Now it’s the magnetic bombs, homemade devices placed by unknown hands under vehicles. Almost every day in Kabul one explodes, gutting a car, a minivan, a jeep of the Islamic police. Nobody knows who the killers are. Personal vendettas, the inevitable aftermath of a twenty-year civil war? Politically motivated executions? Iskp (the local Islamic State’s branch) generally targets crowded places, mosques, markets, hospitals, to provoke massacres; but it cannot be excluded that it is also using urban guerrilla techniques and targeted killings. Some point to the panjshiri of the ephemeral anti-Taliban resistance, though there is no evidence. There are also those who hint to the usual suspects: agents of foreign powers interested in destabilizing the regime.
But the new rulers have much greater concerns than this: they have no money to run the country. International aid, that made up 75 percent of the state’s budget, has evaporated: banks don’t have cash, prices are rising, ministries can’t pay wages to doctors, nurses, teachers and public employees. As the winter sets in, fuel and food supplies are decreasing, putting millions of poor, unemployed and displaced Afghans in a desperate situation. Hunger and starvation are taking the highest toll among women and children in the city’s rundown hospitals, in remote mountain villages and in the overcrowded suburbs.

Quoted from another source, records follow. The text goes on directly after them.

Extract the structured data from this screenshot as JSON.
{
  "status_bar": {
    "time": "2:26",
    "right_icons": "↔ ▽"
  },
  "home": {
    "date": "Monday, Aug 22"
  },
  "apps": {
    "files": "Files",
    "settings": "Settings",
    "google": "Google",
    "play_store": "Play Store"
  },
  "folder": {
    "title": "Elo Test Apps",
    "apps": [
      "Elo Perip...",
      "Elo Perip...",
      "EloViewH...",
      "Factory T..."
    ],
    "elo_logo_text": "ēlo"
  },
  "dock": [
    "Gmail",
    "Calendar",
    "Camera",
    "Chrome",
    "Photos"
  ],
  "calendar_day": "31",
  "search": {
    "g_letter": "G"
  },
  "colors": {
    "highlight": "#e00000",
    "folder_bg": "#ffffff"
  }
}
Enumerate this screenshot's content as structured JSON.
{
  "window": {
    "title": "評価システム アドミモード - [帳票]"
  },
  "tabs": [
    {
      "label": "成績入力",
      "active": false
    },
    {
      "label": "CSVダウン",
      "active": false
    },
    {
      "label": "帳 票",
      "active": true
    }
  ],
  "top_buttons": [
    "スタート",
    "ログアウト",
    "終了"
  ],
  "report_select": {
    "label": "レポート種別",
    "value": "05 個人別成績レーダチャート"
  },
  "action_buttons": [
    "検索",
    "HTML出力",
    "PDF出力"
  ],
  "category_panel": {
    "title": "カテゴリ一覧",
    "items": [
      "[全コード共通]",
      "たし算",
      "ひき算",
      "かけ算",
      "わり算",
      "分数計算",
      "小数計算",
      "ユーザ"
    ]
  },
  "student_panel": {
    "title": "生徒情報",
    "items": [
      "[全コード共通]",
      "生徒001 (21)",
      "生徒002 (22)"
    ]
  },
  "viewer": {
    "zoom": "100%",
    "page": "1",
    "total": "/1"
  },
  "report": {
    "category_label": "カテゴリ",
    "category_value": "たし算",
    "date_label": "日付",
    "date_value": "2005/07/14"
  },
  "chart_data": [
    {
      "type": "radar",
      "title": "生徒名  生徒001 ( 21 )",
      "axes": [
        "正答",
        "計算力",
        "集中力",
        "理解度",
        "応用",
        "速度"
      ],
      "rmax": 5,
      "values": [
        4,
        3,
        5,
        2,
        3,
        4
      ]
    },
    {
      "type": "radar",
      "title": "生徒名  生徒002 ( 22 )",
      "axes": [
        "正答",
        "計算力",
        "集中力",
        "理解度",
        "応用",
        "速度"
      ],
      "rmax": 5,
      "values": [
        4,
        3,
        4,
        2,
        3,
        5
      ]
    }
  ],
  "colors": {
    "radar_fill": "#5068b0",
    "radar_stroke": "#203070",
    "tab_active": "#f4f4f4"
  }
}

Kart-e-Naw is one of the poorest neighborhoods in Kabul. Piles of garbage, fetid drains, stray dogs, dilapidated housing. An old bus has been adapted to serve as a mobile health post: at the back, a clinic with two chairs and a small pharmacy; in the middle, a section for family planning and women’s diseases; in front, the driver’s and cleaner’s cab. “We give information on health and hygiene by going door to door” says Dr. Arzo Azizi. “We have a team that ensures safe and clean home births. But above all, we try to change people’s mentality. Women are having one child after another, they are malnourished, they don’t have enough milk. And the families don’t want the girls to go to school”.
On the way back I see a cluster of dirt and mud-brick hovels. The doors are dirty sheets nailed to the walls, the windows are plastic sheets. Displaced Laghman people who have returned from Pakistani refugee camps live there. I enter the courtyard of a family of ten. There is no water, no light, no toilets. A sick little boy coughs curled up on a mat. Another has had a kidney removed. The father raises 100 afghanis a day (one euro) working where he can: “With what I earn I can only buy some bread and tea” he says. The bukhari stove is turned off: “I have no money for wood. We heat water by burning paper and plastic we find in the garbage”.
By mid-afternoon I rush to my fixer’s wedding. Najib is a 25 years old English speaking journalist with a university background. But he’s also a Pashtun from Paktia and he must comply with the rules: he will marry a girl selected by his family, a distant cousin he only saw once ten years ago. Najib had to leave the girl he was in love with and he went into debt to meet the insane expenses of traditional marriage.
I drive past the former American embassy where Talibans in US Special Forces’ uniforms man the gates and kids make money selling flags of the Islamic Emirate and US Army “Meal Ready to Eat” packs. Then I reach the venue: not one of the lavish wedding halls for the rich but a simple courtyard full of men eating kabuli pulaw and sheep stew. No woman in sight. No music or dancing, forbidden nowdays.
Najib, dressed in new clothes, sits on a broken-down sofa as if on a throne, from which he continually rise to greet the guests: hundreds of relatives, friends, former classmates, acquaintances and neighbors. Hugs and handshakes, selfies and group photos, binge eating on the carpets laid out on the ground. Najib plays his part without fussing, with his mind already set on the nikah, the Islamic wedding, which a mullah will officiate in the evening. Only then will he be able to see the woman chosen to be his partner for life and the mother of his children.
“It’s our law, the pashtunwali” says Najib. “No exceptions are allowed”.